Iraq inquiry 'has low standards of questioning'
The Iraq inquiry has been "too easygoing" in grilling witnesses about the lead-up to the war, a former UK diplomat has said.
Carne Ross told the BBC that chairman Sir John Chilcot was running a "narrow" investigation, with the standard of questioning "pretty low".
Mr Ross alleges that the Foreign Office withheld key documents before he gave evidence to the inquiry recently.
But Sir John has promised an "open, thorough and fair process".
The inquiry will hear on Tuesday from Hans Blix, the former United Nations chief weapons inspector in Iraq.
Sir John and his colleagues are coming towards the end of their public evidence sessions, with a report expected to be published around the end of the year.

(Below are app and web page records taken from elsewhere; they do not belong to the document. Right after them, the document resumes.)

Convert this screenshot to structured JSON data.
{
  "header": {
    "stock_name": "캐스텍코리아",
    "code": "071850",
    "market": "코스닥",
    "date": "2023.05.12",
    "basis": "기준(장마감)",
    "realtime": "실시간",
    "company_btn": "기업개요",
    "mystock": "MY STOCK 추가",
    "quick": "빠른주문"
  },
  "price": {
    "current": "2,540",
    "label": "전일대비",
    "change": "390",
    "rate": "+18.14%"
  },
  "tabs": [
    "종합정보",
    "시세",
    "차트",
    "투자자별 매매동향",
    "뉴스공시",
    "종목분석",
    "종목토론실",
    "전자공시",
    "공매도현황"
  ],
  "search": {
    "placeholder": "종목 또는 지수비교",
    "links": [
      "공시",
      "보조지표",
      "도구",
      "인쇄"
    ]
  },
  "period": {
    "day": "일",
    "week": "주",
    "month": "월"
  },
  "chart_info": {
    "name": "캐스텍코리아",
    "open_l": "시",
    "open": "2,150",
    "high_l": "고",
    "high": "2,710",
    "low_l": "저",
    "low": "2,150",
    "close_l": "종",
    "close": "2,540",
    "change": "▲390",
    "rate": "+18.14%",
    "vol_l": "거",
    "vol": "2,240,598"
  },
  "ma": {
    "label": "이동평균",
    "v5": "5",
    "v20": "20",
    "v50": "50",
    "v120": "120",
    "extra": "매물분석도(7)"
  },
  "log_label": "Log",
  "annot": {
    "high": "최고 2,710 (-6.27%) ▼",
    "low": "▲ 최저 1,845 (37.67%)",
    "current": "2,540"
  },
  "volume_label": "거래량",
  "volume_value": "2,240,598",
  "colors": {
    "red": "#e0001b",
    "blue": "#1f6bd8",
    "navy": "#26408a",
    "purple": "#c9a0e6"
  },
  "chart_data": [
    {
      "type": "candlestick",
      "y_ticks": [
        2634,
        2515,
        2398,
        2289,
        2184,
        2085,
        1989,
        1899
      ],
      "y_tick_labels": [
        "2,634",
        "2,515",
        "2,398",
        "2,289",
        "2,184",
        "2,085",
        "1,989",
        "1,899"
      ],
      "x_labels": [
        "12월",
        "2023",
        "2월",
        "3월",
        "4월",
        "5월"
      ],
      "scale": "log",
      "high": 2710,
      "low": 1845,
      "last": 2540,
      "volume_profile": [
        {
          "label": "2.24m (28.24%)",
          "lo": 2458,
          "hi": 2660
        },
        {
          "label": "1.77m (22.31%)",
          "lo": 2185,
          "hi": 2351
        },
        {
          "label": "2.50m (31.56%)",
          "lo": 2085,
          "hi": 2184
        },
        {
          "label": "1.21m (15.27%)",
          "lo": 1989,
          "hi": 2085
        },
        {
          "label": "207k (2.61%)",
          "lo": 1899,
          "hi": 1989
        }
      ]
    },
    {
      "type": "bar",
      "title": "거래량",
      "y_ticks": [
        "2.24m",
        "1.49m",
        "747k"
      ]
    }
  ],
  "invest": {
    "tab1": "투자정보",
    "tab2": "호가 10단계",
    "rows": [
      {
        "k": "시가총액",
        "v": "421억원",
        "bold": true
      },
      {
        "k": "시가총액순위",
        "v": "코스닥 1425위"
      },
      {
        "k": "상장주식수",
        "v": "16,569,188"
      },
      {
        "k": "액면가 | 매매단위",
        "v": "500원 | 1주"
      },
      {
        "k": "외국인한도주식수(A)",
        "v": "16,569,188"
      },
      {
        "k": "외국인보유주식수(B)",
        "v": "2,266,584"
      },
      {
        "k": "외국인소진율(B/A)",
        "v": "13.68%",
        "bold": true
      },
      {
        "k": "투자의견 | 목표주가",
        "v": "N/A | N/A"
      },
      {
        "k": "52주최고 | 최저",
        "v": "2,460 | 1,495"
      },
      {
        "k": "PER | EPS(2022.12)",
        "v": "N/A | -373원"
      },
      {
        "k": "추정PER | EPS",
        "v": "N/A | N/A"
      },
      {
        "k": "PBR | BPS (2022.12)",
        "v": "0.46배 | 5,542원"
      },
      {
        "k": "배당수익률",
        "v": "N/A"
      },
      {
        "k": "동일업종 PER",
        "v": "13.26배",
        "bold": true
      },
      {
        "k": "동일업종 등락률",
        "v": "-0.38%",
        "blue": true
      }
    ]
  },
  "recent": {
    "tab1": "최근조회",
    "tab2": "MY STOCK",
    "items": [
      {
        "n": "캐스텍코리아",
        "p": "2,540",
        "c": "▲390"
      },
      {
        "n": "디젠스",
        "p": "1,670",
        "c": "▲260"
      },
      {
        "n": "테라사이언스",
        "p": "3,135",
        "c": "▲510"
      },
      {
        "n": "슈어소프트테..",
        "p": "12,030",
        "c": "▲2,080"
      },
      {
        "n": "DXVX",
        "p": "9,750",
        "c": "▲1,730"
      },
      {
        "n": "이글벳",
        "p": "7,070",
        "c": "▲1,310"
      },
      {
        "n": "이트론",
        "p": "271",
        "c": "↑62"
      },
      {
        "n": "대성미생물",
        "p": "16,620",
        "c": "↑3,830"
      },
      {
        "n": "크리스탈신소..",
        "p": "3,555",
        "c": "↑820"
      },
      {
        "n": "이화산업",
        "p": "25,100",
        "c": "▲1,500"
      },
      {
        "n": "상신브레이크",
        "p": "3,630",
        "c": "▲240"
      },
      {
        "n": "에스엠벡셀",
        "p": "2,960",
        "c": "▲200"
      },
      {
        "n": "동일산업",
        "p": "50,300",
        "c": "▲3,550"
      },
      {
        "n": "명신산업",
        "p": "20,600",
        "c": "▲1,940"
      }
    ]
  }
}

Mr Ross, the UK's Iraq expert at the United Nations from 1997 to 2002, says the Foreign Office withheld documents relating to the build-up to the 2003 invasion which he requested ahead of appearing before the inquiry earlier this month.
These allegedly include one about a visit to Syria by former Prime Minister Tony Blair and another on the failure to deal with a pipeline he said enabled Iraq to illegally export oil through Syria.
Mr Ross also says he was urged by a Foreign Office worker not to refer to a memo to the special adviser to the then Foreign Secretary, Jack Straw, expressing concern that a briefing paper for Labour MPs and peers had altered the assessment of Iraq's nuclear threat.
He told the BBC the Chilcot inquiry was not doing enough to ensure it got a full picture of events.
Mr Ross said: "The other government witnesses are giving a partial view... I think that the standard of interrogation by the panel is pretty low. The level of questioning is very easygoing.
"In particular my greatest concern is that witnesses are not being challenged on the contradictions between what they are saying to the panel and what's in the documents."
Mr Ross said he found the situation "very troubling", adding: "Chilcot says he's got full access to documents. My concern is how can they find their way around this vast number of documents without people [helping them]? I tried to get access to the documents. I was not given full access."
He went on: "It's clear he's not concerned about openness. He doesn't see this as an exercise in government transparency.
"He's taking a very narrow view that it [the inquiry] is only there to learn lessons, while there's a much stronger public pressure for transparency."
An Iraq inquiry spokeswoman declined to comment on Mr Ross's criticisms.
At the resumption of witness hearings in June, following a break for the general election, Sir John said: "We remain committed to a transparent, open, thorough and fair process and conducting the inquiry in a cost-effective way.
"We intend to deliver a reliable and authoritative report about the UK's decision to take military action in Iraq and the events that followed; and to identify lessons for the future. "
A Foreign Office spokesman has said: "We are not going to comment on what witnesses have said, why the inquiry has called them, or what their lines of investigation should be.
"These are matters for the independent inquiry to determine."
Mr Ross resigned from the Foreign Office in 2004, and is now executive director of the Independent Diplomat advice group.
The Iraq inquiry is looking at the UK's role in the build-up to the war and the handling of its aftermath.